As far as the errors on your MX lookup, the first one concerning DMARC is something you can handle by configuring DMARC through your mail configuration, though it’s not a huge concern for the initial setup or getting things working. Some providers are checking DMARC, though I’ve not ran in to any issues with providers rejecting e-mail on domains that do not have it setup (at least currently).

The HTTP error showing up simply means that either your web server isn’t setup to receive requests (i.e. NGINX or Apache isn’t serving requests) or there was a failure on initial request. As long as you’re able to access your domain and view the page once your server is setup, that one can be overlooked for now.

The third error is a blacklist error on the mail servers IP. This happens as the IP’s that DigitalOcean assigns are used by many users before they become yours. It’s possible that DigitalOcean had a spammer come on board, send boatloads of e-mails, and the result was that the IP was blacklisted at one of the spam databases.

There’s good and bad news with the blacklist. The good is that it’s not one of the major spam databases, so you’re not likely to see mail bounce as a result. The bad, even if you do, they don’t offer a way to remove the listing just yet.

You can keep at eye on:

.. which will allow you to keep up with when you can apply to remove the IP. Essentially, once able, you’d get in touch and let them know that you are not the previous owner, are running a new mail server and it’s for personal mail (or something similar). They’ll check the IP against their records and if they find the submission to be valid, they will remove it.

  • @weblora


    I’d recommend reading over the post below. This is a really good post covering a lot of detailed configuration and setup on Postfix, including SPF, DKIM, and DMARC (all things that are complex, but are going to make life a little easier, once they are active).

    Take your time reading through it. Don’t rush it. It’s easy to make mistakes, trust me, I’ve made plenty in the past :-).

    • You are a saint!

      Could you by any chance point me in the right direction in terms of getting my to send mails to clients (or at least getting my server to pretend it is

      Let’s say a user forgets their password and prompts recovery on, how would I get the recovery email to them, from the IP address? As I don’t want to expose my origin IP?

      I am using PHP’s mail() to send the mails. :)

      I have Postfix/Dovecot running on my & server.


All public web servers expose their public IP addresses. The only IP that is hidden from public access is the private network IP. Anyone could get the IP of a web server by performing a DNS lookup. That said, there’s no need to worry about public IP exposure – properly setting up your firewall will mitigate most common concerns regarding public exposure.
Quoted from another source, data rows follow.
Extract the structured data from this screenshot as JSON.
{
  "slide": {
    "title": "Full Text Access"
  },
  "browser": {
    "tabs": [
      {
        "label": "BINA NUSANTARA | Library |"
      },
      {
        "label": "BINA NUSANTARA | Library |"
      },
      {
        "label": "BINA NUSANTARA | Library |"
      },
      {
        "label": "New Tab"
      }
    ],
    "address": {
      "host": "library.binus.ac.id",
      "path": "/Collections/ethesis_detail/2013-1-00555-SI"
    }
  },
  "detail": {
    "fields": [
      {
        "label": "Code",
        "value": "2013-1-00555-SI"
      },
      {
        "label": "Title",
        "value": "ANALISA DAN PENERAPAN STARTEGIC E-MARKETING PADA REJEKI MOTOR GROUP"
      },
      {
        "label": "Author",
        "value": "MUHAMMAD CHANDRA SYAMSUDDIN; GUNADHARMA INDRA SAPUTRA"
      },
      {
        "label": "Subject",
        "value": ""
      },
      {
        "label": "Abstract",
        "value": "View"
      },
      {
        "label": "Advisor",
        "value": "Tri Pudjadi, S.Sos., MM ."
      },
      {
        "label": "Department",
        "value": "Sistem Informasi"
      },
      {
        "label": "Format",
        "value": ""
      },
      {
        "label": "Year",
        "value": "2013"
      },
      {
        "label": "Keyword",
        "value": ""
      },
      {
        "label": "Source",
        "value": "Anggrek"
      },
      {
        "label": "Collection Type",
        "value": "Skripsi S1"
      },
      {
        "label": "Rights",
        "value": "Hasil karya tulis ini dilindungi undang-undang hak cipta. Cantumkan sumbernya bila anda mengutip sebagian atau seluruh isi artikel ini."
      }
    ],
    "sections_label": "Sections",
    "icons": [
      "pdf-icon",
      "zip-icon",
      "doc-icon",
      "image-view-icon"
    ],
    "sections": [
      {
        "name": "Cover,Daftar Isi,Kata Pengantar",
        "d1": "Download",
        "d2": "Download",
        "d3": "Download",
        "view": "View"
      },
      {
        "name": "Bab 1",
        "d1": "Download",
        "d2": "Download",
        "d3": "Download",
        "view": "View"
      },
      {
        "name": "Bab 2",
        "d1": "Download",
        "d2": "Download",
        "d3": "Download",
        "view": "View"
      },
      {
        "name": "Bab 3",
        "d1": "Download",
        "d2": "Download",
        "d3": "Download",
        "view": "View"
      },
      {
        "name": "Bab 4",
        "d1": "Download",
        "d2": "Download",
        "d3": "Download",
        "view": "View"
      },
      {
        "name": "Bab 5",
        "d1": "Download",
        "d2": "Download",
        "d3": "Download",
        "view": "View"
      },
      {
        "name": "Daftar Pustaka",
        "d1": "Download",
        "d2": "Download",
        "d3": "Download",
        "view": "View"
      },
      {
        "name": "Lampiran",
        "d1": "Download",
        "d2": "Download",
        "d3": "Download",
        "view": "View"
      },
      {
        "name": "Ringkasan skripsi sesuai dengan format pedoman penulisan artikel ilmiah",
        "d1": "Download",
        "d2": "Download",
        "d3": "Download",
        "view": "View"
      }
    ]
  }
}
Beyond the firewall, further locking down the droplet and tightening security will further prevent the majority of other cases.

Sending Mail w/ PHP

As far as sending e-mail using PHP, the mail() function really doesn’t accept connection parameters on the fly so you wouldn’t be connecting to your mail server using this function.

The following lines of code should send an e-mail without any issues:

$headers    =   'From:' . "\r\n" .
                'Reply-To:' . "\r\n" .
                'X-Mailer: PHP/' . phpversion();

 * 1). E-Mail Recipient
 * 2). E-Mail Subject
 * 3). E-Mail Message
 * 4). E-Mail Headers
    'Testing An E-Mail Using PHP 7',
    'This is a test message using PHP 7.x to send.',

… of course, since you’re not connecting to your mail server, this e-mail will most likely end up in the SPAM box of whatever provider it’s being sent to since there’s absolutely zero authentication using the above.

If you want something more advanced, such as actually sending through your mail server, I’d recommend using something such as PHPMailer:

or SwiftMailer

These libraries provide a feature-rich set of functions that’ll allow you to do what you need to do and connect to your mail server by passing the correct details during configuration.

If you’re using a CMS, such as WordPress, you can use a plugin to handle the connection for you. You can take a look at: